__What to do__
Print out the records below with nothing altered.

#### Information given

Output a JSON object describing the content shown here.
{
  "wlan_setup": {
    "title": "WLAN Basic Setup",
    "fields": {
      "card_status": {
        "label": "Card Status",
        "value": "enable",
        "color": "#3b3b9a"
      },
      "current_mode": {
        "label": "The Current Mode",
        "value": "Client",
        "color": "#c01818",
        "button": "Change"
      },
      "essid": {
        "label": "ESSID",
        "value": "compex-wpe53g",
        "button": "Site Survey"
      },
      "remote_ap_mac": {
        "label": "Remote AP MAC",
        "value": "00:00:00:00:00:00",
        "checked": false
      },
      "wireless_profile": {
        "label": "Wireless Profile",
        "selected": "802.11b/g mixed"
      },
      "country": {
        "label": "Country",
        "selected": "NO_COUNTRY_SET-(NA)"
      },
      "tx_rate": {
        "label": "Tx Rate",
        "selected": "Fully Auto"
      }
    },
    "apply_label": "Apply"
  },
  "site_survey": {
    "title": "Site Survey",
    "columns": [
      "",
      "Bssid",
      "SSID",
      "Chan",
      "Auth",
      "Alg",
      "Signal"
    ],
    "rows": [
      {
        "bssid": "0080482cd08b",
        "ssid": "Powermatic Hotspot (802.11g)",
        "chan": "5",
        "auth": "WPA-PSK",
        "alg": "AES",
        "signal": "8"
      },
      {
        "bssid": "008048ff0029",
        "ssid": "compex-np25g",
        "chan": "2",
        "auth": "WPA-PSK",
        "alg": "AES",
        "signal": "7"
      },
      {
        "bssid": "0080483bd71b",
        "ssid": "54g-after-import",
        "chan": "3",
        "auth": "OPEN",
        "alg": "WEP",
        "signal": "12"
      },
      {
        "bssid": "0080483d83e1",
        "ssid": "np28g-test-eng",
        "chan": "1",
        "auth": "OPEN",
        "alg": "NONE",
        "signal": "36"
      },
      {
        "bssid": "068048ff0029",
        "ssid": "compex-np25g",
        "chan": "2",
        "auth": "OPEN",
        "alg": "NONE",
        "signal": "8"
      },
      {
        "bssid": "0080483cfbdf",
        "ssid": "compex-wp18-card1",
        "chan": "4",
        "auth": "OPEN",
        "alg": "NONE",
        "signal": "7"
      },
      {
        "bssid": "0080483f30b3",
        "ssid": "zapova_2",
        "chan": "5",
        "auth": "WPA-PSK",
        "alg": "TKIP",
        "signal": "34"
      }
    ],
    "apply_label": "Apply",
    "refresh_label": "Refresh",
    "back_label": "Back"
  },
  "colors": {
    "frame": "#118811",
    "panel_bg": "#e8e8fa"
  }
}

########

__Problem solution__
Output a JSON object describing the content shown here.
{
  "wlan_setup": {
    "title": "WLAN Basic Setup",
    "fields": {
      "card_status": {
        "label": "Card Status",
        "value": "enable",
        "color": "#3b3b9a"
      },
      "current_mode": {
        "label": "The Current Mode",
        "value": "Client",
        "color": "#c01818",
        "button": "Change"
      },
      "essid": {
        "label": "ESSID",
        "value": "compex-wpe53g",
        "button": "Site Survey"
      },
      "remote_ap_mac": {
        "label": "Remote AP MAC",
        "value": "00:00:00:00:00:00",
        "checked": false
      },
      "wireless_profile": {
        "label": "Wireless Profile",
        "selected": "802.11b/g mixed"
      },
      "country": {
        "label": "Country",
        "selected": "NO_COUNTRY_SET-(NA)"
      },
      "tx_rate": {
        "label": "Tx Rate",
        "selected": "Fully Auto"
      }
    },
    "apply_label": "Apply"
  },
  "site_survey": {
    "title": "Site Survey",
    "columns": [
      "",
      "Bssid",
      "SSID",
      "Chan",
      "Auth",
      "Alg",
      "Signal"
    ],
    "rows": [
      {
        "bssid": "0080482cd08b",
        "ssid": "Powermatic Hotspot (802.11g)",
        "chan": "5",
        "auth": "WPA-PSK",
        "alg": "AES",
        "signal": "8"
      },
      {
        "bssid": "008048ff0029",
        "ssid": "compex-np25g",
        "chan": "2",
        "auth": "WPA-PSK",
        "alg": "AES",
        "signal": "7"
      },
      {
        "bssid": "0080483bd71b",
        "ssid": "54g-after-import",
        "chan": "3",
        "auth": "OPEN",
        "alg": "WEP",
        "signal": "12"
      },
      {
        "bssid": "0080483d83e1",
        "ssid": "np28g-test-eng",
        "chan": "1",
        "auth": "OPEN",
        "alg": "NONE",
        "signal": "36"
      },
      {
        "bssid": "068048ff0029",
        "ssid": "compex-np25g",
        "chan": "2",
        "auth": "OPEN",
        "alg": "NONE",
        "signal": "8"
      },
      {
        "bssid": "0080483cfbdf",
        "ssid": "compex-wp18-card1",
        "chan": "4",
        "auth": "OPEN",
        "alg": "NONE",
        "signal": "7"
      },
      {
        "bssid": "0080483f30b3",
        "ssid": "zapova_2",
        "chan": "5",
        "auth": "WPA-PSK",
        "alg": "TKIP",
        "signal": "34"
      }
    ],
    "apply_label": "Apply",
    "refresh_label": "Refresh",
    "back_label": "Back"
  },
  "colors": {
    "frame": "#118811",
    "panel_bg": "#e8e8fa"
  }
}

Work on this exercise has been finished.